A man must struggle to travel home
“Clark, I am beginning to find your supposed truisms disagreeable” said Wallace, leaving the empty tent. He dropped the note on the wet ground and wondered where his travel companion had gone off to this time.
He noticed the previous night’s fire was still burning.
“Clark?” Wallace called out, curious how his friend had managed to keep the flames from extinguishing in the middle of a rainstorm. Wallace hadn’t remembered Clark leaving the tent at all the night before. The inside of the tent itself was dry; if Clark had left to keep the fire going, it seemed almost impossible he’d be able to avoid covering the blue nylon with mud on his way back in.
For a moment, Wallace thought Clark must have woken up early and found some dry kindling for a new fire. The more he looked, though, the harder it was to deny he was staring at the same firewood he’d been staring at several hours ago.
“Besides,” he thought “why would anyone start a fire this early in the day?”
Still, Wallace was wary, especially since, for the first time since waking up, he suddenly remembered he had put out that fire the night before.

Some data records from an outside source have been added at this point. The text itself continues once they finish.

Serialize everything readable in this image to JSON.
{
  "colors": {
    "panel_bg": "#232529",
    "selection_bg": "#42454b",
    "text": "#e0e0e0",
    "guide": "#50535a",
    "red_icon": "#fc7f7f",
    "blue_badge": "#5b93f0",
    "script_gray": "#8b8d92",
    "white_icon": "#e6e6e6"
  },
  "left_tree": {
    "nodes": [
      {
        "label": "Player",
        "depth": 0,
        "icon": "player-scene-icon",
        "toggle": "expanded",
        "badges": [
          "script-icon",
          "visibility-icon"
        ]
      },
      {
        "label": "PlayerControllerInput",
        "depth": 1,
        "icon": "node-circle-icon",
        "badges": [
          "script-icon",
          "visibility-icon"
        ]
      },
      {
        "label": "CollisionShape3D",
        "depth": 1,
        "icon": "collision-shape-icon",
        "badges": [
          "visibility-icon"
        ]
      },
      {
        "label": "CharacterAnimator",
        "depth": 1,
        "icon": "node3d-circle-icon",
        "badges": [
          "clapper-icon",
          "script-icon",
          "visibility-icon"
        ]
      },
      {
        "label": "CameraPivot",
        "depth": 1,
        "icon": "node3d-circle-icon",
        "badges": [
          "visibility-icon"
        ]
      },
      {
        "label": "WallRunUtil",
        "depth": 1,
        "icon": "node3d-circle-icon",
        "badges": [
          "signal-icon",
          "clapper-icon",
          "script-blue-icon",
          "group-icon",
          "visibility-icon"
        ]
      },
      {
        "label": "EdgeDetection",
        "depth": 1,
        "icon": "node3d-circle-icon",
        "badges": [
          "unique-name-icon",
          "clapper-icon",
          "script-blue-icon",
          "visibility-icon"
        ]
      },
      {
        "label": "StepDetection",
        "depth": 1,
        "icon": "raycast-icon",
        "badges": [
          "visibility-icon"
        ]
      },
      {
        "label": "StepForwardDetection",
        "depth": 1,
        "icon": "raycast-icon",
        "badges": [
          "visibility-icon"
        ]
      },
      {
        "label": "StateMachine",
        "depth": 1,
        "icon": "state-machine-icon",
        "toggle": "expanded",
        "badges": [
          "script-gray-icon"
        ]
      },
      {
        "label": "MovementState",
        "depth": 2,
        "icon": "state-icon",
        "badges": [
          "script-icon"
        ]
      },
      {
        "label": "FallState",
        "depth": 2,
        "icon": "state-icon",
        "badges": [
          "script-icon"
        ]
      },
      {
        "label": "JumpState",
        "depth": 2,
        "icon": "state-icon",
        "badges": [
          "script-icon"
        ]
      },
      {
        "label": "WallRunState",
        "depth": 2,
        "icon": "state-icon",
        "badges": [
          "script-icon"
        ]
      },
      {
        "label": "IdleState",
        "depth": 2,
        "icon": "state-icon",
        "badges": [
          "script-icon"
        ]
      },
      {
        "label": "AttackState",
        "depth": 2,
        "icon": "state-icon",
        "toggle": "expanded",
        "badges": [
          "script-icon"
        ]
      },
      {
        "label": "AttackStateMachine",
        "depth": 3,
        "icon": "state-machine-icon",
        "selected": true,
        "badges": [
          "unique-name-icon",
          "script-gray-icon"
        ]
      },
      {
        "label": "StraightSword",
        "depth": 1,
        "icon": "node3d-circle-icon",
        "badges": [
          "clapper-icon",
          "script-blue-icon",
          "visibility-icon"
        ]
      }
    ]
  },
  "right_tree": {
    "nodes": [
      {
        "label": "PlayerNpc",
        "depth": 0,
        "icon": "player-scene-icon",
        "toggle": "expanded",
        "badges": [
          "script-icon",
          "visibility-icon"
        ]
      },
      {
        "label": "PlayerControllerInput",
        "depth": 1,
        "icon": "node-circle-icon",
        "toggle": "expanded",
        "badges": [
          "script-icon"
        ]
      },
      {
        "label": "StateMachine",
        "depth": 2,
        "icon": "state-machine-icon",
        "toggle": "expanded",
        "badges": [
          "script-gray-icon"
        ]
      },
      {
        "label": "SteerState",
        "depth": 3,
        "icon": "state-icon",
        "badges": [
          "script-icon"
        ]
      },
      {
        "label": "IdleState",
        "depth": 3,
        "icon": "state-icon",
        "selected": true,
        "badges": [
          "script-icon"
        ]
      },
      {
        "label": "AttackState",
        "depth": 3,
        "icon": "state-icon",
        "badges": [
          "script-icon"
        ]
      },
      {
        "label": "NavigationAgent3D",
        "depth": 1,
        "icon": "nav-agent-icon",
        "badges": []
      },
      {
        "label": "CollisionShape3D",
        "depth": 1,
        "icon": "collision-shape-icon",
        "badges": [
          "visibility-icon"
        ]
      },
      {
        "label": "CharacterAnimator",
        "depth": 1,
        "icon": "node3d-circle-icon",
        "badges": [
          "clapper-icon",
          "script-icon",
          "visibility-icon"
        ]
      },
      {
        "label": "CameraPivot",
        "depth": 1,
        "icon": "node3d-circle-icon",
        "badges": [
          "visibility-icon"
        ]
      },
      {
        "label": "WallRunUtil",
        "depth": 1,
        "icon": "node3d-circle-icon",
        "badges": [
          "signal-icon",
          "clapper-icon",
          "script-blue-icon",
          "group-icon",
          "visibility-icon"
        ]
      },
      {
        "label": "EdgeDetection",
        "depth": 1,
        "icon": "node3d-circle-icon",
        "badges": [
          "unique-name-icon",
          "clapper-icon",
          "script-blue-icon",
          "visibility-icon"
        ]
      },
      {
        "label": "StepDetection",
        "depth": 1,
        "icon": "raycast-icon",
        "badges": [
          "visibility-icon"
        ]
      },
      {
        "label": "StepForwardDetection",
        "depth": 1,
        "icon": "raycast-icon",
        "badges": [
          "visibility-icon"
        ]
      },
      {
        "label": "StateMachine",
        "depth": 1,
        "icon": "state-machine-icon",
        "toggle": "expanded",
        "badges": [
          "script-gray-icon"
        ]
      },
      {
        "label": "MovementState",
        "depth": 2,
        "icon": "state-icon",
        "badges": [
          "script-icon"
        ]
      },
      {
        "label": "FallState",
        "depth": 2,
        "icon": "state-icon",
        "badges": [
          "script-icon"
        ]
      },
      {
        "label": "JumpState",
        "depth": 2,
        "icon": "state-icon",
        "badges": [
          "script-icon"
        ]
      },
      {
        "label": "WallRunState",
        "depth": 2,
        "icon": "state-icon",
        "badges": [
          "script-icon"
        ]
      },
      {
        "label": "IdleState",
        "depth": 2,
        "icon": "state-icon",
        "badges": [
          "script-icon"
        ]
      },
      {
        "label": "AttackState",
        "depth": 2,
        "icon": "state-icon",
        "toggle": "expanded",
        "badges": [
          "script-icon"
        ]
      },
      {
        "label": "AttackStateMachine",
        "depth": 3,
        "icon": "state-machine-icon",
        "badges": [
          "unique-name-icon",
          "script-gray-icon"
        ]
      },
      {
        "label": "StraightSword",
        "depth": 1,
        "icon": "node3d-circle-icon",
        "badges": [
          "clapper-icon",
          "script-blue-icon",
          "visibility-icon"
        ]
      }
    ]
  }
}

Also there was a doctor. He stood amongst the trees, preparing to introduce himself in as dignified a manner as possible.